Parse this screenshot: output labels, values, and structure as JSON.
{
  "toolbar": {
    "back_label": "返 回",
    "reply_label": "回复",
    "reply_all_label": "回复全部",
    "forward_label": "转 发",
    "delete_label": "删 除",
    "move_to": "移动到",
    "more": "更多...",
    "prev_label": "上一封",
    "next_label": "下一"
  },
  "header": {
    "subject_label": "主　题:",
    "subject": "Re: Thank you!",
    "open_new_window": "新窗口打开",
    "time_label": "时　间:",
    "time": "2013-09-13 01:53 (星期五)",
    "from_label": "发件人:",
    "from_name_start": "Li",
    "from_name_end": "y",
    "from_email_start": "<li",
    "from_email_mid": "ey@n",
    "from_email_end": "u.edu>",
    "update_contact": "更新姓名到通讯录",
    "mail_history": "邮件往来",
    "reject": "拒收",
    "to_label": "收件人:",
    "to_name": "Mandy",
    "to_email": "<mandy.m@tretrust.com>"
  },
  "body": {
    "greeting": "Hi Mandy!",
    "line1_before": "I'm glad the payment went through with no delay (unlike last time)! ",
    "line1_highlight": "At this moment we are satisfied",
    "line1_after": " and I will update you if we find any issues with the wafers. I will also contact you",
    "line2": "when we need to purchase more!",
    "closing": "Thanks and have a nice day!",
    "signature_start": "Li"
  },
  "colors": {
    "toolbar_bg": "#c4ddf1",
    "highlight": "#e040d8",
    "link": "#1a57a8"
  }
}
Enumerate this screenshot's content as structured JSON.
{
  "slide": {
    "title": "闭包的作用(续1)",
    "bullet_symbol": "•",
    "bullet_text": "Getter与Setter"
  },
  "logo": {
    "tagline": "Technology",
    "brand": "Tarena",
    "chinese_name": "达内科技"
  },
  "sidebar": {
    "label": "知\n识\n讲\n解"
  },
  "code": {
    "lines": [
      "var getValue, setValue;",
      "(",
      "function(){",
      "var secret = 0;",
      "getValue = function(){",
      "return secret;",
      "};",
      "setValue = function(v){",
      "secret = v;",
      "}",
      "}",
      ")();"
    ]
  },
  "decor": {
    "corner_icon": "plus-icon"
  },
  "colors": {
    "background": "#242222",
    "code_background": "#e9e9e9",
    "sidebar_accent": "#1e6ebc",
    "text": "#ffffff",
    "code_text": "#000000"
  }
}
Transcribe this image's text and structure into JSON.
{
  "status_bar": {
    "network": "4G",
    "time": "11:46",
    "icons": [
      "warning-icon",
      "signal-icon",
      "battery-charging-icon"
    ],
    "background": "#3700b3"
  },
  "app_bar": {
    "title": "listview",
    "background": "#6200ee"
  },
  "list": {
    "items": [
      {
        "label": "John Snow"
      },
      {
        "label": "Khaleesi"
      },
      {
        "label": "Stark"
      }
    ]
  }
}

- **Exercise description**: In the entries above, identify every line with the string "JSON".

- **Problem solution**:
Parse this screenshot: output labels, values, and structure as JSON.
Enumerate this screenshot's content as structured JSON.
Transcribe this image's text and structure into JSON.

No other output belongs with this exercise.